WHAT YOU SHOULD DO ▸
The answer must be one number: how many lines below contain the word "username".
*** Begin section ***
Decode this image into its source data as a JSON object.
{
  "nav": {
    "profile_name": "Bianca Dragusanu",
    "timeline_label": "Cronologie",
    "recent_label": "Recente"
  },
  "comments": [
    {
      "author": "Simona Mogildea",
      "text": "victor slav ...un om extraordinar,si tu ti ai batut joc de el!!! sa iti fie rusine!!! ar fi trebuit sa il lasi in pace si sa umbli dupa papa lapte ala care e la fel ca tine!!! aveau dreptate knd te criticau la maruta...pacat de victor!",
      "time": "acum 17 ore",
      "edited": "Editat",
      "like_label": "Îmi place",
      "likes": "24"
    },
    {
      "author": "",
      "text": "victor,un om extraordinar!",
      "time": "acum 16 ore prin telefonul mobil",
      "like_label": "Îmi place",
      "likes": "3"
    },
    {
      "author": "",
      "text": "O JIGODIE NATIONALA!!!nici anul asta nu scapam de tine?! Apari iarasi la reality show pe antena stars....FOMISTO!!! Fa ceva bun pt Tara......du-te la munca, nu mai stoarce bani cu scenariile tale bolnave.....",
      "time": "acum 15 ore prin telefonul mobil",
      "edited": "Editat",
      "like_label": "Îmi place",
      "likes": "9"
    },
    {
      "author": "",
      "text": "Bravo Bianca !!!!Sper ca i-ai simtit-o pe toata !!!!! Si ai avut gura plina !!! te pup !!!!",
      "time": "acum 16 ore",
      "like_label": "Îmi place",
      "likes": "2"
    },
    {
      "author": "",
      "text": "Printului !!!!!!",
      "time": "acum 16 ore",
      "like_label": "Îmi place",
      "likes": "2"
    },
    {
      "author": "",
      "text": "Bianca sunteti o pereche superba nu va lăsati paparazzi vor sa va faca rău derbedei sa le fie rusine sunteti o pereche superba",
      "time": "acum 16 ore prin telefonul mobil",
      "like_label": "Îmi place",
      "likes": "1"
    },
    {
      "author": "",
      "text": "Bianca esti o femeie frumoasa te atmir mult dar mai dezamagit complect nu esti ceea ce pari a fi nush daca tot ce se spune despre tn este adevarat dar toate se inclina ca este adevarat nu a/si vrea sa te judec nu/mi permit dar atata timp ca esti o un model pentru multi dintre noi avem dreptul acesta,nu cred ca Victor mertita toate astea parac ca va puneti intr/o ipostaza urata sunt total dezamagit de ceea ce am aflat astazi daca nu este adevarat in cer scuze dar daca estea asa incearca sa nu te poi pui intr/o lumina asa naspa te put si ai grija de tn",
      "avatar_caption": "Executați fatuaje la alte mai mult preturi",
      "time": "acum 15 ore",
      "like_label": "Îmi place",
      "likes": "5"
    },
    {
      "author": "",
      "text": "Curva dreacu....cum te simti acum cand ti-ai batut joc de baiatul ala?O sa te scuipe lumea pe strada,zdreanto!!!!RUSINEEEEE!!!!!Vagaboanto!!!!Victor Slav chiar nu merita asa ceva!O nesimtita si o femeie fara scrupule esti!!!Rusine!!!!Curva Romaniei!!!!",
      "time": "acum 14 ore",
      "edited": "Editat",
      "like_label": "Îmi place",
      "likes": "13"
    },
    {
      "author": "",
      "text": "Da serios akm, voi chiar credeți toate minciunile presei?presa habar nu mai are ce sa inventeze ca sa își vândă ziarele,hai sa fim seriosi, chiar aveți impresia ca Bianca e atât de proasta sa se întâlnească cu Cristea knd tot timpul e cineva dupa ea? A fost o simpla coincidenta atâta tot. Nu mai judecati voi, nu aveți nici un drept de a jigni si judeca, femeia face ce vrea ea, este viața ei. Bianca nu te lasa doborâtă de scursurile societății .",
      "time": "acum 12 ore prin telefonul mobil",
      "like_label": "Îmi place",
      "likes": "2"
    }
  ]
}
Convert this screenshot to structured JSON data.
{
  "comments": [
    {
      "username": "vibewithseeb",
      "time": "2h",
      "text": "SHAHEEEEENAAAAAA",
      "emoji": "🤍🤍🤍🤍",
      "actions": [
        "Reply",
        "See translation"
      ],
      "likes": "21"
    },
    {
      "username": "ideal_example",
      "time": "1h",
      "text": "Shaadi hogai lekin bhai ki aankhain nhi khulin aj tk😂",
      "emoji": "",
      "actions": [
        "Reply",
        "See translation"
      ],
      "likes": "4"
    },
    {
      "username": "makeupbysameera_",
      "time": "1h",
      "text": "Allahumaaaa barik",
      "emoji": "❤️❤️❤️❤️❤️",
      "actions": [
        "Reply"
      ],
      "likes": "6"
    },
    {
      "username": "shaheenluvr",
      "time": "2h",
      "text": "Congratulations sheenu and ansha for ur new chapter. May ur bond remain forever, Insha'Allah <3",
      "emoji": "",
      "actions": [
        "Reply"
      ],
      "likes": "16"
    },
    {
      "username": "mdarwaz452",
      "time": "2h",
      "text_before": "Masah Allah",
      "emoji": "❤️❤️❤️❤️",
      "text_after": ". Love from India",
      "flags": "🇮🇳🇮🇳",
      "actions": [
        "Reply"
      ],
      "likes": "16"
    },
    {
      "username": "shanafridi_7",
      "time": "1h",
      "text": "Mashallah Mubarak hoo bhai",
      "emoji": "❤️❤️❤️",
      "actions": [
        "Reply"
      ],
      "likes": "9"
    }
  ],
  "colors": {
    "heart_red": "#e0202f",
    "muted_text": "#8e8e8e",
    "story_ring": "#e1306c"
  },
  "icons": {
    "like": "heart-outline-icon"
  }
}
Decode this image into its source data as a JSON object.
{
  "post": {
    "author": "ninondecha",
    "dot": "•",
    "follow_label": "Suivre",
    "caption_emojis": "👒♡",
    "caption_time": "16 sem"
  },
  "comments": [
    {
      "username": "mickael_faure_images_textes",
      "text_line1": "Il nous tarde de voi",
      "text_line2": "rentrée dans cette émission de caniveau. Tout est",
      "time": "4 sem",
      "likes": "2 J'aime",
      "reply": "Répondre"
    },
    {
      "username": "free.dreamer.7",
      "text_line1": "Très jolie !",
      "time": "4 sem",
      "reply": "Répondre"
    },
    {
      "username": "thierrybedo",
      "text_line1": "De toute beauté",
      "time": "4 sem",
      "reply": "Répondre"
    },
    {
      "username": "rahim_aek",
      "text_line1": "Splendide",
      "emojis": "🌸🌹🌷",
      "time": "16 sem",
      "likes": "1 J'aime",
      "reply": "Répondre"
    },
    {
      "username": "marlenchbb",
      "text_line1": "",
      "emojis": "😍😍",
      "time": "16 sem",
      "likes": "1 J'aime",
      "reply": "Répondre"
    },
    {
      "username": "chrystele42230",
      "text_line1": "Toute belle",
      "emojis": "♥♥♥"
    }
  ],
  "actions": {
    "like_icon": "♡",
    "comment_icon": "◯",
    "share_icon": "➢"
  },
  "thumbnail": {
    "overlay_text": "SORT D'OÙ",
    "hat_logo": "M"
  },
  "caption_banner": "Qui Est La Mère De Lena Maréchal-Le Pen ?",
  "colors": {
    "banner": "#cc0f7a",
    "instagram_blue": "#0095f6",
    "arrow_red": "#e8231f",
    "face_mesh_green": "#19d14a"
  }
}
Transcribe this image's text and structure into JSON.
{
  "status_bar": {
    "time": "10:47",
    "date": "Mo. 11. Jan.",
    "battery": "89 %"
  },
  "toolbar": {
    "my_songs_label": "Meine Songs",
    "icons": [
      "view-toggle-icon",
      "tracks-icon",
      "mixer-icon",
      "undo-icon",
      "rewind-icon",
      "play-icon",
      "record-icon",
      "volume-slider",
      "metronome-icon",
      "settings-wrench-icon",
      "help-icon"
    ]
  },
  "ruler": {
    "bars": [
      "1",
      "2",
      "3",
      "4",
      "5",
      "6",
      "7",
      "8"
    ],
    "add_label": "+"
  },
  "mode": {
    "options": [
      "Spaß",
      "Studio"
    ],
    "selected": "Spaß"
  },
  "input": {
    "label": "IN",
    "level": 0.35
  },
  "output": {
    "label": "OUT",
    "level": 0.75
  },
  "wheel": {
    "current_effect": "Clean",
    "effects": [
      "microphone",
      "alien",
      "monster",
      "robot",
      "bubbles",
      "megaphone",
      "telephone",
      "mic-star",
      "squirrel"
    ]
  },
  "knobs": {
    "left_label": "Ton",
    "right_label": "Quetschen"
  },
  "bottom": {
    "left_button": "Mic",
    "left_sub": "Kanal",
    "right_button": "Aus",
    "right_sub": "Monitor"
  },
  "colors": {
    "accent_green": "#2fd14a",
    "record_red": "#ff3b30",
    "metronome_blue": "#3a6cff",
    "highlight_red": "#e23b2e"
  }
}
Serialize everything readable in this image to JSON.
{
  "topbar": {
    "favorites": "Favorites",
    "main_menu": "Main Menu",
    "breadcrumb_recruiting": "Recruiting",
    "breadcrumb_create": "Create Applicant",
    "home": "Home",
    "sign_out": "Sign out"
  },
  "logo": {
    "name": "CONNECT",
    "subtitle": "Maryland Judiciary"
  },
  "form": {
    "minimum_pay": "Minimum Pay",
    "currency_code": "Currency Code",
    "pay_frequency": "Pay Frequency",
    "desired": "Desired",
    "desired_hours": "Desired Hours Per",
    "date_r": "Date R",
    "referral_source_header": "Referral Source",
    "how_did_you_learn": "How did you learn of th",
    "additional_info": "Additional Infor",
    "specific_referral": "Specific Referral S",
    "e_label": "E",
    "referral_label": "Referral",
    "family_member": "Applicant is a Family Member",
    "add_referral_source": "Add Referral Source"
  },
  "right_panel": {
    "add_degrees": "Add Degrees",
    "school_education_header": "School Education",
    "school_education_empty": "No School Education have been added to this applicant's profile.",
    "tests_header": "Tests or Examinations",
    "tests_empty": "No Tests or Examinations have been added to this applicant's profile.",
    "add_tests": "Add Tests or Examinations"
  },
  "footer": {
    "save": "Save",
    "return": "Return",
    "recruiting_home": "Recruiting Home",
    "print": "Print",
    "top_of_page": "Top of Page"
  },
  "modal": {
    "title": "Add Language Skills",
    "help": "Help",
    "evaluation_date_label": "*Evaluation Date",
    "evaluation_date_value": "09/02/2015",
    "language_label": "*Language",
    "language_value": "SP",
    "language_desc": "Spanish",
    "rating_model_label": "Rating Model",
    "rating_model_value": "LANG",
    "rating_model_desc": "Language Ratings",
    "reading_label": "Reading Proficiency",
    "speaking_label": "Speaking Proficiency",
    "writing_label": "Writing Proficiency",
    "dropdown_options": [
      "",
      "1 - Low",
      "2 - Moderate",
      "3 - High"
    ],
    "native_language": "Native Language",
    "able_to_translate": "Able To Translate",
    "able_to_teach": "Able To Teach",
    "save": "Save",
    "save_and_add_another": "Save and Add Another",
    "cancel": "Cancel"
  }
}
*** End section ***
RESULT FOR THIS TASK ▸
12